Goal of the exercise. Beginning with the first entry, print all the records exactly.

Input data.
════════════════
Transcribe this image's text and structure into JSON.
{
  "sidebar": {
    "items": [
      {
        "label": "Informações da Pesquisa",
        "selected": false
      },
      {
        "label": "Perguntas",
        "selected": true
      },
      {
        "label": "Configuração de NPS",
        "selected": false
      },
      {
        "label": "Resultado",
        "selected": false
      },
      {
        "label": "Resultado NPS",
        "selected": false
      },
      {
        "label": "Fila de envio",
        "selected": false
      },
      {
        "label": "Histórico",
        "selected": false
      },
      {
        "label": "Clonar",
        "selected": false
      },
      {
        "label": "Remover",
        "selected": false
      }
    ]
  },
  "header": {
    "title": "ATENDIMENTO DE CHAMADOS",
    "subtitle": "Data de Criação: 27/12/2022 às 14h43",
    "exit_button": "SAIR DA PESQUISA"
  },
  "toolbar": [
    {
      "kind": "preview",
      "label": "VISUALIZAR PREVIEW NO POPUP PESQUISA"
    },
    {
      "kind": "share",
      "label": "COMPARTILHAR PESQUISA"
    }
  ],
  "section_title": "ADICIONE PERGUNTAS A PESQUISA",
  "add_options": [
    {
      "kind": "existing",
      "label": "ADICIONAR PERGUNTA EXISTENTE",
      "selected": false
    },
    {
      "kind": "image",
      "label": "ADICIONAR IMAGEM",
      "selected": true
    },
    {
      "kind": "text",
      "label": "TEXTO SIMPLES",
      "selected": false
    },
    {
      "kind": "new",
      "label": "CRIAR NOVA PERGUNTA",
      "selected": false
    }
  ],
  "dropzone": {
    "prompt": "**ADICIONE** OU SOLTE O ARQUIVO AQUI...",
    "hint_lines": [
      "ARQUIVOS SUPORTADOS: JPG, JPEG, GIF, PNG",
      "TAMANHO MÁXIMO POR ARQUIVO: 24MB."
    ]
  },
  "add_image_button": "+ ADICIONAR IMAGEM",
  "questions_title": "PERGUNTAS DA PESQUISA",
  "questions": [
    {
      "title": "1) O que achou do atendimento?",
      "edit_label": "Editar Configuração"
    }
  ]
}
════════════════
Solution for this problem.
Transcribe this image's text and structure into JSON.
{
  "sidebar": {
    "items": [
      {
        "label": "Informações da Pesquisa",
        "selected": false
      },
      {
        "label": "Perguntas",
        "selected": true
      },
      {
        "label": "Configuração de NPS",
        "selected": false
      },
      {
        "label": "Resultado",
        "selected": false
      },
      {
        "label": "Resultado NPS",
        "selected": false
      },
      {
        "label": "Fila de envio",
        "selected": false
      },
      {
        "label": "Histórico",
        "selected": false
      },
      {
        "label": "Clonar",
        "selected": false
      },
      {
        "label": "Remover",
        "selected": false
      }
    ]
  },
  "header": {
    "title": "ATENDIMENTO DE CHAMADOS",
    "subtitle": "Data de Criação: 27/12/2022 às 14h43",
    "exit_button": "SAIR DA PESQUISA"
  },
  "toolbar": [
    {
      "kind": "preview",
      "label": "VISUALIZAR PREVIEW NO POPUP PESQUISA"
    },
    {
      "kind": "share",
      "label": "COMPARTILHAR PESQUISA"
    }
  ],
  "section_title": "ADICIONE PERGUNTAS A PESQUISA",
  "add_options": [
    {
      "kind": "existing",
      "label": "ADICIONAR PERGUNTA EXISTENTE",
      "selected": false
    },
    {
      "kind": "image",
      "label": "ADICIONAR IMAGEM",
      "selected": true
    },
    {
      "kind": "text",
      "label": "TEXTO SIMPLES",
      "selected": false
    },
    {
      "kind": "new",
      "label": "CRIAR NOVA PERGUNTA",
      "selected": false
    }
  ],
  "dropzone": {
    "prompt": "**ADICIONE** OU SOLTE O ARQUIVO AQUI...",
    "hint_lines": [
      "ARQUIVOS SUPORTADOS: JPG, JPEG, GIF, PNG",
      "TAMANHO MÁXIMO POR ARQUIVO: 24MB."
    ]
  },
  "add_image_button": "+ ADICIONAR IMAGEM",
  "questions_title": "PERGUNTAS DA PESQUISA",
  "questions": [
    {
      "title": "1) O que achou do atendimento?",
      "edit_label": "Editar Configuração"
    }
  ]
}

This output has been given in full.